The student news site of California State University - Los Angeles

University Times

The student news site of California State University - Los Angeles

University Times

The student news site of California State University - Los Angeles

University Times

CSU employee unions and supporters stand against inequitable wages and tuition

Students roam the quad at Cal State L.A. If passed, the tuition increase proposal would raise their schooling costs by 6% annually over the next five years. (Aug. 25, 2023/ Photo by Marcos Franco)

Like many other students enrolled at a CSU, 18-year old Christopher Rodriguez relies on grants to cover campus expenses and other costs of living while at Cal State L.A. But what the first-year electrical engineering major and others don’t realize is the fate of their finances will be decided by the board of trustees who will vote on whether a potential tuition hike is in their future. 


The cost of enrollment isn’t the only problem at hand and students are not alone in their struggle. Last month the CSU Employees Union, California Faculty Association and other supporters rallied outside Chancellor Mildred Garcia’s office in Long Beach in opposition to the proposed 6% annual increase of tuition over the next five years. The chancellor’s office said the reason behind the proposal is the $1.5 billion funding gap between its revenues and costs.


 If implemented, tuition would be raised $342 for full-time undergraduate students beginning the 2024-24 school year, raising the cost to roughly $6000 to start and $7682 by 2028. The proposal claims that 60% of students would not be affected by the increase, because their tuition is fully covered by grants of waivers, however, it is expected to generate $840 million of which $280 million would go to the board’s grant program.


Higher wages and outdated workspaces and materials are also issues addressed by employee unions which will be carried into the next rally on Sept. 12, when board members will finalize their decision.
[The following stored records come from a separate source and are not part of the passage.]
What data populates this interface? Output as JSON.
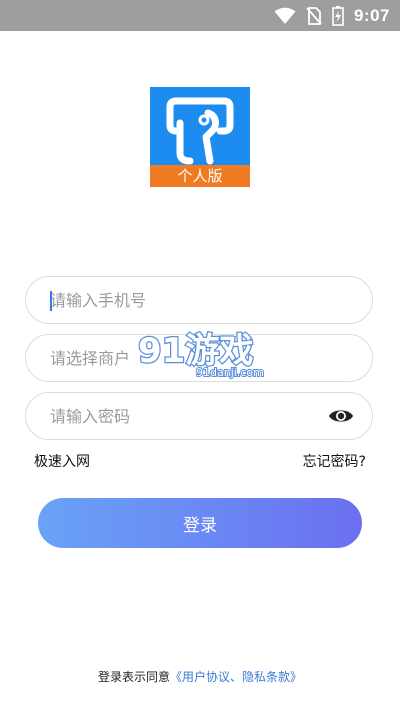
{
  "status_bar": {
    "time": "9:07",
    "icons": [
      "wifi-icon",
      "no-sim-icon",
      "battery-charging-icon"
    ],
    "background": "#9e9e9e"
  },
  "logo": {
    "badge_text": "个人版",
    "colors": {
      "primary": "#1c8cf0",
      "banner": "#f07b23"
    }
  },
  "form": {
    "phone_placeholder": "请输入手机号",
    "merchant_placeholder": "请选择商户",
    "password_placeholder": "请输入密码",
    "password_toggle_icon": "eye-icon"
  },
  "watermark": {
    "brand": "91游戏",
    "site": "91danji.com"
  },
  "links": {
    "quick_access": "极速入网",
    "forgot_password": "忘记密码?"
  },
  "login_button": {
    "label": "登录",
    "gradient": [
      "#6aa3f7",
      "#6b6ff0"
    ]
  },
  "agreement": {
    "prefix": "登录表示同意",
    "links": "《用户协议、隐私条款》",
    "link_color": "#3a7bd5"
  }
}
With two primary methods of funding, state grants and tuition, some students feel that the burden falls on their shoulders. 


“So many students at CSUs come from medium to low-income households so for their tuition to be increased, there might be some who aren’t able to afford it,” Rodriguez said. “I don’t know if the board is taking our finances into consideration. Even students with a job are struggling.”


A statement from CSU public affairs claimed that along with other rising costs, inflation over the last decade is a driving factor in the proposal, which has shot up 39% while tuition has jumped 5% during that time. 


“The system faces continual and growing cost pressures-an increased need to expand high-cost degree offerings, inflation, unfunded mandates, as well as infrastructure needs growing over time. . . To ensure the CSU continues to provide an accessible, high-quality education to current and future generations of Californians, additional financial resources are required to deliver on this commitment.”


What makes higher tuition costs harder to get behind is the dire need for building renovations and other facility restoration across all 23 campuses in the state, half of which are more than four decades old, according to a report from the CSU Finance Committee. 


The study also found that $5.8 billion is needed in overdue maintenance and repairs, in addition to ongoing facility renewal costs of $284 million annually. For many students, walking into a classroom with chalkboards and tiny wooden desks resembles more of an elementary school and is not what they expect on their first day at a state university. Biology major Justin Mendoza hopes that if the proposal passes the revenue generated goes towards building repairs across the CSU system.


“For the price that we’re paying already, not to mention an increase of thousands of dollars down the line, it just doesn’t seem viable if we’re going to be sitting in old rusty shacks,” Mendoza said. “If [the proposal] passes, we should expect that buildings will be renovated to look more modern.”


Union groups have struggled to revive salary steps for faculty and staff which were done away with in 1996, making them the only state agency without them. These steps allow incremental wage increases without renegotiating a new bargaining agreement every three years. 


Jennifer McCormick is a professor in the College of Education at Cal State LA and a member of the CFA who feels that the skill and hard work of faculty, staff and students should earn them fair wages and tuition prices.


“I guess my short answer is to cut administrative bloat,” McCormick said. “[The chancellor] is trying to balance the CSU budget on the backs of working class students, justifying the tuition increase with a revenue gap that is never considered when the board of trustees approve excessive spending on administrators salaries.”


In addition to idle earnings, the state-funded Mercer study suggests some professors, counselors, and other staff are underpaid since they don’t match the salaries of people of the same qualifications and position at another CSU. For some employees, underpaid could be interpreted as undervalued especially when the gap between professor and chancellor is so wide. 


With a salary that puts her in the top 1% of earners already, Garcia also receives $8,000 monthly housing allowance and $1,000 monthly auto allowance, according to EdSource. With multiple unaddressed issues on the table for future negotiations, the overall feeling is that current inequities have driven a wedge between faculty and the school board.


The CSU has yet to respond to these issues following a request for statement.

Leave a Comment
More to Discover
About the Contributor
Marcos Franco
Marcos Franco, Managing Editor
Marcos is a journalism major who focuses on news coverage of underreported people, communities and nonprofits on the Eastside and South L.A. He also has experience in entertainment reporting and freelances for local news outlets.

Comments (0)

All University Times Picks Reader Picks Sort: Newest

Your email address will not be published. Required fields are marked *